Energy West Mining Co., Huntington, Utah, must pay a withdrawal liability totaling $115 million to the United Mine Workers of America 1974 Pension Plan, Washington, a U.S. District Court judge recently ruled.
Judge Carl J. Nichols of the U.S. District Court in Washington ruled May 22 that the pension plan's actuarial assumptions and methods calculating Energy West's withdrawal liability were reasonable under the provisions of the Employee Retirement Income Security Act of 1974.
Energy West, a subsidiary of utility company PacifiCorp, withdrew from the $3.1 billion union pension plan in 2015 after closing its coal mine in Huntington, according to the court filing.
The withdrawal liability from the multiemployer pension plan required the company to pay remaining vested benefits to Energy West's union participants.
When the pension plan calculated the liability at $115 million, Energy West took the plan to arbitration arguing the discount rate used to calculate the liability overstated the plan's unfunded vested liabilities due to the plan's projected insolvency in 2022, according to the filing.
Mr. Nichols ruled the plan's calculations were reasonable.
The Bipartisan American Miners Act of 2019 was signed into law in December. The law approved the transfer of funds from the Interior Department's Abandoned Mine Land fund to help cover the pension benefit obligations of the pension plan, which had at least $3 billion in unfunded liabilities.
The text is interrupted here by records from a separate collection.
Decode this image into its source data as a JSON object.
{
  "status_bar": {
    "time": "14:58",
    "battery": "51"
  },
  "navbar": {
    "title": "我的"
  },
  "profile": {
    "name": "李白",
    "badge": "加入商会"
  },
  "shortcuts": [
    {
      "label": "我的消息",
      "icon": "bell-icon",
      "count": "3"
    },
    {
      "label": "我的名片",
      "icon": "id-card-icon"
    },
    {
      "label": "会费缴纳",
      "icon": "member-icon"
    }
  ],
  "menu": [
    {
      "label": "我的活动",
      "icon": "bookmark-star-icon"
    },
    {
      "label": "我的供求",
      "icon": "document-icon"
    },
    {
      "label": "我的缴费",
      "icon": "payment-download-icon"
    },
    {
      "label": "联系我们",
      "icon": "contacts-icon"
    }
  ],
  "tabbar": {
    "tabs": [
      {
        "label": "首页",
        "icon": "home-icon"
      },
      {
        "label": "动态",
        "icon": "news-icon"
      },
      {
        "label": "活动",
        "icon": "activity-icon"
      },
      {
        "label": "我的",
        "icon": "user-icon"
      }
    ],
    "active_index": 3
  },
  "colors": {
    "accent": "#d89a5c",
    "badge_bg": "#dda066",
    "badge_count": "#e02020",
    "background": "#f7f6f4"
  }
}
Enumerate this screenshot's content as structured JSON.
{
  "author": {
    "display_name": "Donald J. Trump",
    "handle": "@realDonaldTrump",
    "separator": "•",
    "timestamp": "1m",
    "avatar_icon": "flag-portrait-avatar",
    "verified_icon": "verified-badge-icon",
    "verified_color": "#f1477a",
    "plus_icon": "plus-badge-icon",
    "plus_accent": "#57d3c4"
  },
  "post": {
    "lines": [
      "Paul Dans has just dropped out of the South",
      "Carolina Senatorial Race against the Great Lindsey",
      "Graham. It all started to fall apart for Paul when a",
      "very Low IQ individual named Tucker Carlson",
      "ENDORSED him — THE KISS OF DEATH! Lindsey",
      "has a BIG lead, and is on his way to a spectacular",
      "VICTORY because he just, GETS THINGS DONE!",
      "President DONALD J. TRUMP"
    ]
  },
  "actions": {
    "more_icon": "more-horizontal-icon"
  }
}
Officials at Energy West and the pension plan could not be immediately reached for comment.